"Giardia and Drinking Water." Centers for Disease Control and Prevention. Centers for Disease Control and Prevention, 24 May 2012. Web. 21 Apr. 2015.

"Navigation and Service." BfG. Global Runoff Database, 15 Aug. 2013. Web. 21 Apr. 2015.

"Prevention & Control." Centers for Disease Control and Prevention. Centers for Disease Control and Prevention, 07 Nov. 2012. Web. 19 Apr. 2015.

"Private Wells for Homes." Centers for Disease Control and Prevention. Centers for Disease Control and Prevention, 16 Dec. 2014. Web. 13 Apr. 2015.

"Stormwater Services." Stormwater Runoff Pollution and How to Reduce It. N.p., 30 Feb. 2014. Web. 21 Apr. 2015.

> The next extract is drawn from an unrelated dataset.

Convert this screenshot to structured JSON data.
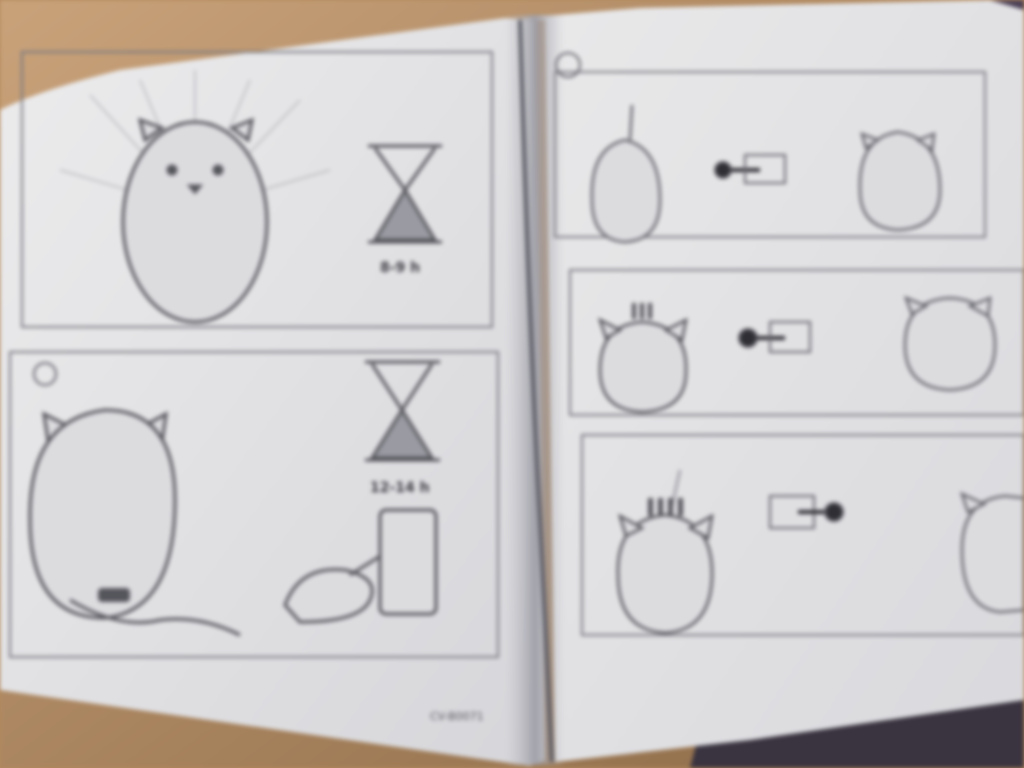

"Water Contamination." Centers for Disease Control and Prevention. Centers for Disease Control and Prevention, 10 Mar. 2010. Web. 13 Apr. 2015.